DIRECTIONS FOR THIS TASK: Search the data for "ffffff". Return each matching line.

(GIVEN DATA Opens)

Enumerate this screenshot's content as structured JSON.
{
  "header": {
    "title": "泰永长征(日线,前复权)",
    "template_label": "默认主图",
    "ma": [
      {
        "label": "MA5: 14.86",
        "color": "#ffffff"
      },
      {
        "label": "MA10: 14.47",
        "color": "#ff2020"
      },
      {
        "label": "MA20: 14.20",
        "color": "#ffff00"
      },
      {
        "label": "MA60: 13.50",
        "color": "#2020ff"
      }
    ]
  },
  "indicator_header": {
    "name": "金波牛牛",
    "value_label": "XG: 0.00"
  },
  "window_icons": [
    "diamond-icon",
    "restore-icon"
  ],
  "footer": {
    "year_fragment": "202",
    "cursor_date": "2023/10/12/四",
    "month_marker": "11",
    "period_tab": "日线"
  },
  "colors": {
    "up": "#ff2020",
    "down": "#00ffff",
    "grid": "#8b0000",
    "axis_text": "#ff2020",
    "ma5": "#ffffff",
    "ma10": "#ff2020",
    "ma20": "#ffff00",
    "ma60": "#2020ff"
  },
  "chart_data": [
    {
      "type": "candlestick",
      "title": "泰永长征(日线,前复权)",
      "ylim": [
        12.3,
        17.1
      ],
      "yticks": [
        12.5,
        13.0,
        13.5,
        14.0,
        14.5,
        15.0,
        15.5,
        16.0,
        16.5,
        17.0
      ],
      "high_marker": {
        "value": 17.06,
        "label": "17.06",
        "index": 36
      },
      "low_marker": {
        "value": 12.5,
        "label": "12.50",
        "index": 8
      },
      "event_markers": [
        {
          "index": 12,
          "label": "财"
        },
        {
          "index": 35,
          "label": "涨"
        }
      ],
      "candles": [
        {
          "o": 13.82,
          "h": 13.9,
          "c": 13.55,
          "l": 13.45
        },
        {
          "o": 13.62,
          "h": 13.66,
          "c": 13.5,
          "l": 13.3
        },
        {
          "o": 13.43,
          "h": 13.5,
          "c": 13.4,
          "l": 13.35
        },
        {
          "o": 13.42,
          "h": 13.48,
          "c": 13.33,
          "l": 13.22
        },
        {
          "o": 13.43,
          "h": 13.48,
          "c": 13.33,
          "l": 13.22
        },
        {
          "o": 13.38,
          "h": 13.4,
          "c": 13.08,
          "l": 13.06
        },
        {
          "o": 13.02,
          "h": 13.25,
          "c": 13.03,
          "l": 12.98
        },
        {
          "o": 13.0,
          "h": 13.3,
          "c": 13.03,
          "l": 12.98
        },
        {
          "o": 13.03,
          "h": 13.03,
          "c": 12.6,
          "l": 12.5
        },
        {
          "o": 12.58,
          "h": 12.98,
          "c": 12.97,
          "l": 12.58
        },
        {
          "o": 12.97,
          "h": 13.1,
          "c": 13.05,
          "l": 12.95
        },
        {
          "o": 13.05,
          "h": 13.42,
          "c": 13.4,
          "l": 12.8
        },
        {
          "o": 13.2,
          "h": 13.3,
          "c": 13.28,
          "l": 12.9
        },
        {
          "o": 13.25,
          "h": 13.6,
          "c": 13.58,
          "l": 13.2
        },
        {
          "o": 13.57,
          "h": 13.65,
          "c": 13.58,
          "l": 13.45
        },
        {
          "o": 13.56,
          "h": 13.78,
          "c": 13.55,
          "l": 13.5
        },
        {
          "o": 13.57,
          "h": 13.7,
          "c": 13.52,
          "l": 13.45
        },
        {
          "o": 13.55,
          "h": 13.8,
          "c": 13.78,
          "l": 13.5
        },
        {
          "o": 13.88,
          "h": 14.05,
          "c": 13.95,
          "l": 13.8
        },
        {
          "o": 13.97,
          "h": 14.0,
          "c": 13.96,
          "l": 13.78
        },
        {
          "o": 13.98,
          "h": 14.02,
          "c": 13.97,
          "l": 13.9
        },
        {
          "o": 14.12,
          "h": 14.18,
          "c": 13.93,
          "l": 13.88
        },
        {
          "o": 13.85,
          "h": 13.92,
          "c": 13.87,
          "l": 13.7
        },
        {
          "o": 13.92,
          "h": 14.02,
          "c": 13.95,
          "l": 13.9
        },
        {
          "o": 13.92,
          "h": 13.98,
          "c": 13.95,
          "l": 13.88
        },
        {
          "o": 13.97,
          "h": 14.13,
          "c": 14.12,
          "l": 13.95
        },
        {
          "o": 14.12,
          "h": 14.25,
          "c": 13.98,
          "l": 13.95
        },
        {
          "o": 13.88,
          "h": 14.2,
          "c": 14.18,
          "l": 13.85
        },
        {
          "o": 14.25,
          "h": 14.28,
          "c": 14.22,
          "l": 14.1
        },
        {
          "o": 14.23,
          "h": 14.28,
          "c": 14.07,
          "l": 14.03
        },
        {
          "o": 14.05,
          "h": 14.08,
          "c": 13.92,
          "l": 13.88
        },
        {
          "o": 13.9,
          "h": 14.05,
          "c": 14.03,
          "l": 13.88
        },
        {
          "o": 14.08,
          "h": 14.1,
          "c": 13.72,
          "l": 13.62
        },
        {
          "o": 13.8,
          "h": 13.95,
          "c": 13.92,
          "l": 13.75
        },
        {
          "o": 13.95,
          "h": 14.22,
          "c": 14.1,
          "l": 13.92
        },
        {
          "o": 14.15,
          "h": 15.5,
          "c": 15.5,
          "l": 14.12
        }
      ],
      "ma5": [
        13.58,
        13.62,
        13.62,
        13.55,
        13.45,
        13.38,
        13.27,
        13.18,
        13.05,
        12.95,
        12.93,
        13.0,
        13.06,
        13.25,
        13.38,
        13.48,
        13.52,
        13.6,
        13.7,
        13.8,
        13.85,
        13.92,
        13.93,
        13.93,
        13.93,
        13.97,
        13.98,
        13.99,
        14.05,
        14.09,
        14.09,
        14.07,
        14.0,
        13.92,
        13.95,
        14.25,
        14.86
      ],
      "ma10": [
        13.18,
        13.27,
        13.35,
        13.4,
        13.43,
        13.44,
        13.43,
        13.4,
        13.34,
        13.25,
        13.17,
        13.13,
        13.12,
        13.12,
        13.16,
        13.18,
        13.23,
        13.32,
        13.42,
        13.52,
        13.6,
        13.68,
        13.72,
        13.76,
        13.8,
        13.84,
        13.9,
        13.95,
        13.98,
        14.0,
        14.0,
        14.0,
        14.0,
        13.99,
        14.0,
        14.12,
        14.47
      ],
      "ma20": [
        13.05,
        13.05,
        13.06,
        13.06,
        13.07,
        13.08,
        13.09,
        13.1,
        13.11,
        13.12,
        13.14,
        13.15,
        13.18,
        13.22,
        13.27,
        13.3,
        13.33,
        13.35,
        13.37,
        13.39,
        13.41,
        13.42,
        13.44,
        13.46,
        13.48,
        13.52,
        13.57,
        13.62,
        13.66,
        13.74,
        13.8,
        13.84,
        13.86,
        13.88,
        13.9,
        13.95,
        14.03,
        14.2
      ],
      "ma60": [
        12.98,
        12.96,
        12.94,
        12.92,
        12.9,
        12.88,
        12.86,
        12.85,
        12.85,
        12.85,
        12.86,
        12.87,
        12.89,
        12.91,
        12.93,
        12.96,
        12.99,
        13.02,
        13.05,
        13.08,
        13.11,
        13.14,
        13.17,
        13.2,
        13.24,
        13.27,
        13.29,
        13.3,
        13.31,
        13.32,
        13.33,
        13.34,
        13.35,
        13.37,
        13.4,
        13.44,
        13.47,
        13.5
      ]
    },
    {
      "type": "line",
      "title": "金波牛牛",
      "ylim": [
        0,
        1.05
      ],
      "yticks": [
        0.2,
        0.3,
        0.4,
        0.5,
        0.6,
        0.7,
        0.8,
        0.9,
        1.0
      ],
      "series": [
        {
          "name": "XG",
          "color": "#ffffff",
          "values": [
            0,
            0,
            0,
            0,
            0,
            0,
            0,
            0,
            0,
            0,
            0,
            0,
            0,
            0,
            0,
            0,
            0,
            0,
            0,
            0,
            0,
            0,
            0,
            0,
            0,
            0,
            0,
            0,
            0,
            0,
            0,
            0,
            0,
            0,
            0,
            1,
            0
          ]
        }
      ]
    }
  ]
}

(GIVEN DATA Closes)

RESULT:
        "color": "#ffffff"
    "ma5": "#ffffff",
          "color": "#ffffff",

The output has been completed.